If you have joined a startup or thinking of joining one and don't know much about the startup world, then this little advice is for you. Beware co-founders... :) This is for start-up employees strictly.
We hear all the time on internet news about startups that got funded in millions. What we don't hear are the hundreds of startups that tried and did not quite make it. There are many reasons for a startup for fail.

  1. An idea that does not solve a real world problem.
  2. An idea that has a temporary value.
  3. A team incapable of executing the idea.
  4. Incorrect approach to solving a problem.
  5. Overspending

and the list goes on...

Chances are that you are joining a startup because of an incentive either in form of better salary or an equity. There is a higher risk involved and it makes sense to be compensated better than a similar position at an established organization.

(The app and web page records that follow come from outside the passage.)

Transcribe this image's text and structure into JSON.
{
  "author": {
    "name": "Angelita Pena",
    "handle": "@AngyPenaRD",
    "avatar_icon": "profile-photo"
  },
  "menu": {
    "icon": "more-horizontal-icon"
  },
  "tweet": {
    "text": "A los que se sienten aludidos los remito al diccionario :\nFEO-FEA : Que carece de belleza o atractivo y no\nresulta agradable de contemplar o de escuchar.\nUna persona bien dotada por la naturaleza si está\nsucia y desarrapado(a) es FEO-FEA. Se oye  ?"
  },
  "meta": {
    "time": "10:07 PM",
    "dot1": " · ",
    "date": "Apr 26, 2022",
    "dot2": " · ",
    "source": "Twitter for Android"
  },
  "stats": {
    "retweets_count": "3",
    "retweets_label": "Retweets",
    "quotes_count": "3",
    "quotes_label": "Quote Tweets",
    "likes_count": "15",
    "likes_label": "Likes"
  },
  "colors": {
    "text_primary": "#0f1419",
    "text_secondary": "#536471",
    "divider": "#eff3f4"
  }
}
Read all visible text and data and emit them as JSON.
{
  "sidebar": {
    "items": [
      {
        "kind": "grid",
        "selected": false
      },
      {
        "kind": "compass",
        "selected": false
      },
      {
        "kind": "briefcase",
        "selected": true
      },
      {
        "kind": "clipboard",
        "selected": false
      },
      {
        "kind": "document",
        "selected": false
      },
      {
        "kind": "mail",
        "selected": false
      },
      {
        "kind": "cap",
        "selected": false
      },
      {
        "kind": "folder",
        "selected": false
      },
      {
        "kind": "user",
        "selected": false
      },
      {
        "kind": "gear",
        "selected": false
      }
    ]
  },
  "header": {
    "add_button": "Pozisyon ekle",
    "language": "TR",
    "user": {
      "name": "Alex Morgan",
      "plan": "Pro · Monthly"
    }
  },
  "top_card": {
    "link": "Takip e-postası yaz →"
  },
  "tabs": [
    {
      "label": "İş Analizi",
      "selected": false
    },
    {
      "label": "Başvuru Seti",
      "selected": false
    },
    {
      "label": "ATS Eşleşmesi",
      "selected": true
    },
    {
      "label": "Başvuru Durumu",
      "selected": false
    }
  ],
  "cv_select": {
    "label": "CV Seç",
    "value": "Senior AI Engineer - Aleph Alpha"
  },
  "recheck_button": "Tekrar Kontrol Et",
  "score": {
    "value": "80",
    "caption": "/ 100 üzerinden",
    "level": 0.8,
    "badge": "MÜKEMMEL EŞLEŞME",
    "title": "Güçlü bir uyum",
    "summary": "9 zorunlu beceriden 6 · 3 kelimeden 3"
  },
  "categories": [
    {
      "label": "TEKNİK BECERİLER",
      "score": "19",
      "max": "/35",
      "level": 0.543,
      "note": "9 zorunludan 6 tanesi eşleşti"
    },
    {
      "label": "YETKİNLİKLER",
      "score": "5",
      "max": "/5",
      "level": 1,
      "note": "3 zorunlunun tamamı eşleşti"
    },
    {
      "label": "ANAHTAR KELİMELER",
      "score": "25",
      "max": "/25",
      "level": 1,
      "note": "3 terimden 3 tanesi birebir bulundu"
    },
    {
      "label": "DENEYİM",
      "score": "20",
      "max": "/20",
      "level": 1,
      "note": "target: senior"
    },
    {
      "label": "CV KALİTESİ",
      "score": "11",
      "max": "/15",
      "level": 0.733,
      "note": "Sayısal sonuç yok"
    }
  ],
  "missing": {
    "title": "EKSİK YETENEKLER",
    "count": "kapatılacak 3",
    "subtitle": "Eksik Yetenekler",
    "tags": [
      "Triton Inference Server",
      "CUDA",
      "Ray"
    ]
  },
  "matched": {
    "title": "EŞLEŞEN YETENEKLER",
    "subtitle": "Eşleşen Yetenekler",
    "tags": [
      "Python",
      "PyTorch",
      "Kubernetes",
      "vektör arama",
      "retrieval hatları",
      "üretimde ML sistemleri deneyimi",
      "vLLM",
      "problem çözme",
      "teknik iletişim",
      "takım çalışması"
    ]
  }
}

So, I learned this the hard way, when I joined a startup for a good compensation and dropped all side projects, part-time work because I thought now I didn't need to. Six months into the job, the startup burnt all the cash and I was without work and money. The idea isn't to do lesser at your full-time job, but it is of having a side income, in case things don't work out well for the startup. Do the following in order to make your finances safe:

  1. Stay in touch with old employers, clients at good terms.
  2. Keep working on small side project and maintain a steady pipeline of work.
  3. Keep learning.
  4. Know your capacity.

Top comments (3)

rhymes profile image

I worked for three early stage startups in my career and I literally had no time to do anything else other than work there. I barely had time to go grocery shopping or see friends. I definitely did not have time for side projects...

On the contrary, when I worked at 9 to 5 job in an established company I could have freelanced on the side if I wanted to :D

It probably depends on which kind of startup you join but there's often an implicit (and explicit) agreement that you might not have a job in a year or less because as you said, most startups fail.

Side income, if you can keep it up, is a good strategy though

satansly profile image
Omar Hussain

Agree with you on the level of commitment required on startups but those kind of hours mostly involve the co-founders. An employee however has different stakes in it, and should have a sane working routine. Also agree on 9-5 routine in established companies, they struggle to keep you busy even in normal work hours :D

rhymes profile image

Agreed on the should but in my experience is not always like that, unless you join a startup later in the game. Well, I might have just been unlucky 🤣

Regarding corporate jobs and busyness, yeah, it definitely happens to have nothing to do or down moments. After all the 8 hours work day repeated five times a week is a fictional concept we all agree upon and also quite recent in the history of mankind. It can't be the right formula for every company and every employee. Fortunately one can have side hustles now 😛